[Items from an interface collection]
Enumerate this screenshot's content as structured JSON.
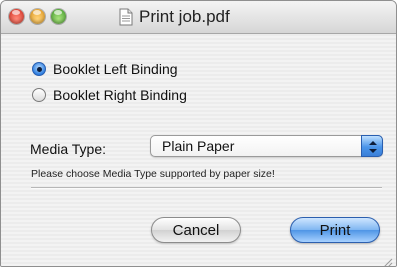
{
  "window": {
    "title": "Print job.pdf"
  },
  "binding": {
    "options": [
      {
        "label": "Booklet Left Binding",
        "selected": true
      },
      {
        "label": "Booklet Right Binding",
        "selected": false
      }
    ]
  },
  "media": {
    "label": "Media Type:",
    "selected": "Plain Paper",
    "hint": "Please choose Media Type supported by paper size!"
  },
  "buttons": {
    "cancel": "Cancel",
    "print": "Print"
  },
  "colors": {
    "accent": "#4b95ea",
    "close": "#d52b1e",
    "minimize": "#e0961a",
    "zoom": "#3f9b2a"
  },
  "icons": [
    "close-icon",
    "minimize-icon",
    "zoom-icon",
    "document-icon",
    "stepper-arrows-icon",
    "resize-grip-icon"
  ]
}
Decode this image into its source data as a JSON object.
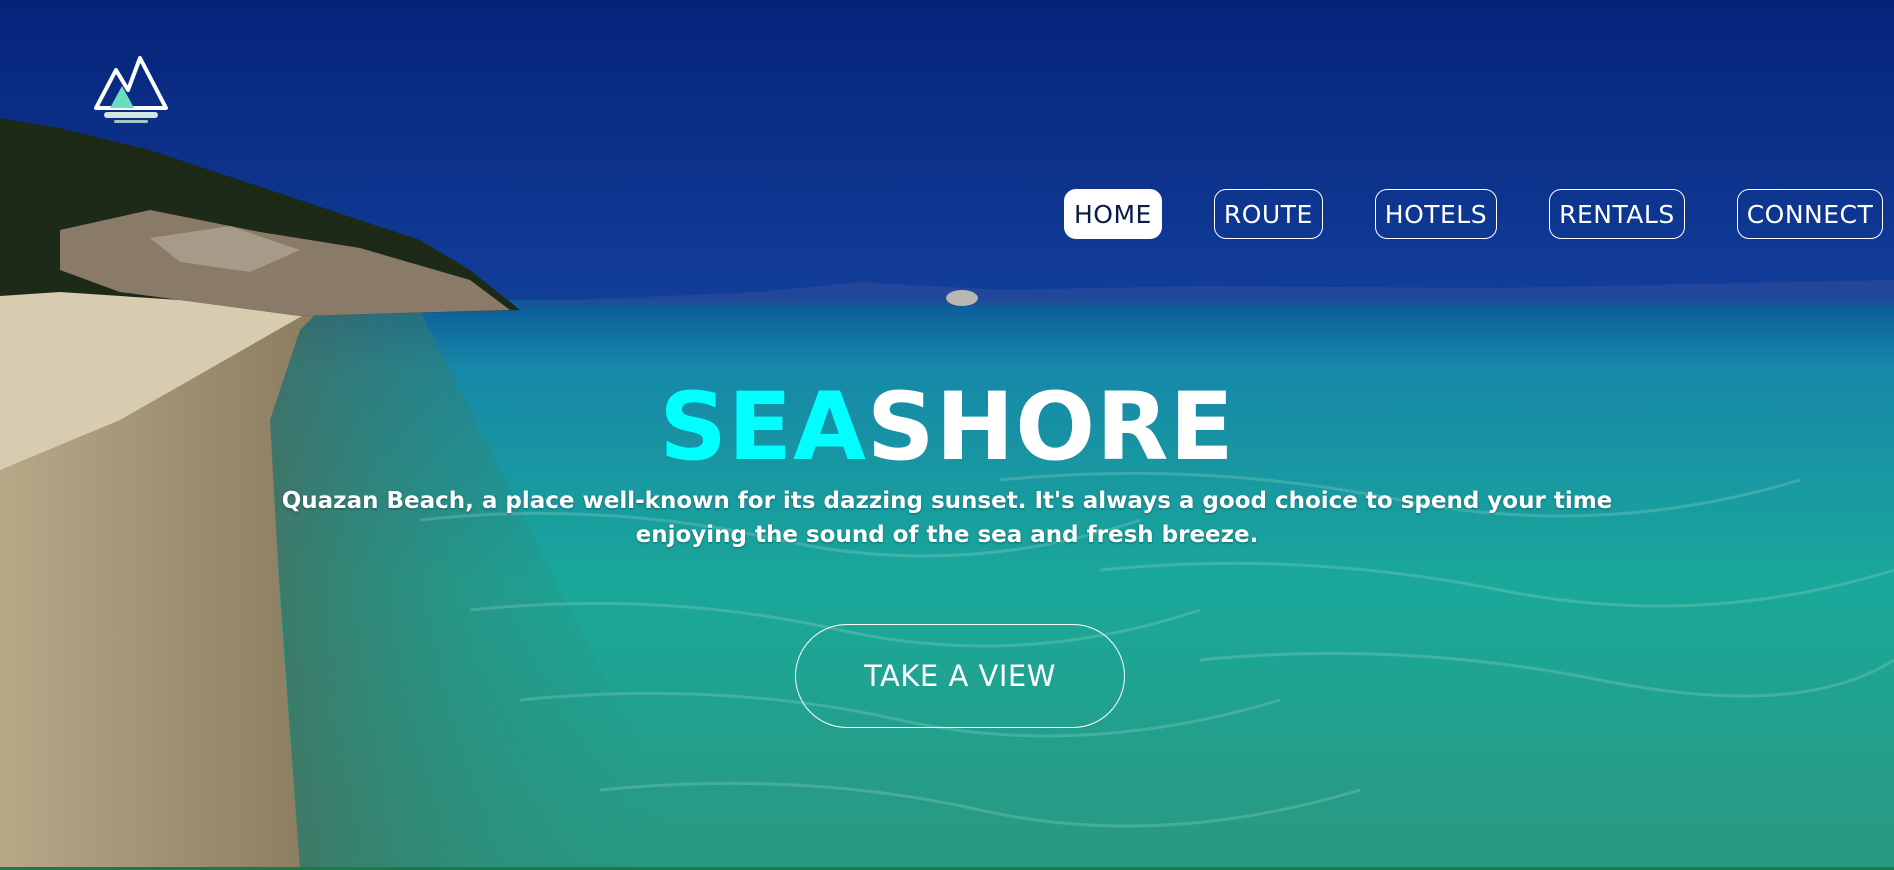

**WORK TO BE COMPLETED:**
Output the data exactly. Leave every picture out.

**COMPLETED TASK:**
Enumerate this screenshot's content as structured JSON.
{
  "window": {
    "title": "Print job.pdf"
  },
  "binding": {
    "options": [
      {
        "label": "Booklet Left Binding",
        "selected": true
      },
      {
        "label": "Booklet Right Binding",
        "selected": false
      }
    ]
  },
  "media": {
    "label": "Media Type:",
    "selected": "Plain Paper",
    "hint": "Please choose Media Type supported by paper size!"
  },
  "buttons": {
    "cancel": "Cancel",
    "print": "Print"
  },
  "colors": {
    "accent": "#4b95ea",
    "close": "#d52b1e",
    "minimize": "#e0961a",
    "zoom": "#3f9b2a"
  },
  "icons": [
    "close-icon",
    "minimize-icon",
    "zoom-icon",
    "document-icon",
    "stepper-arrows-icon",
    "resize-grip-icon"
  ]
}
Decode this image into its source data as a JSON object.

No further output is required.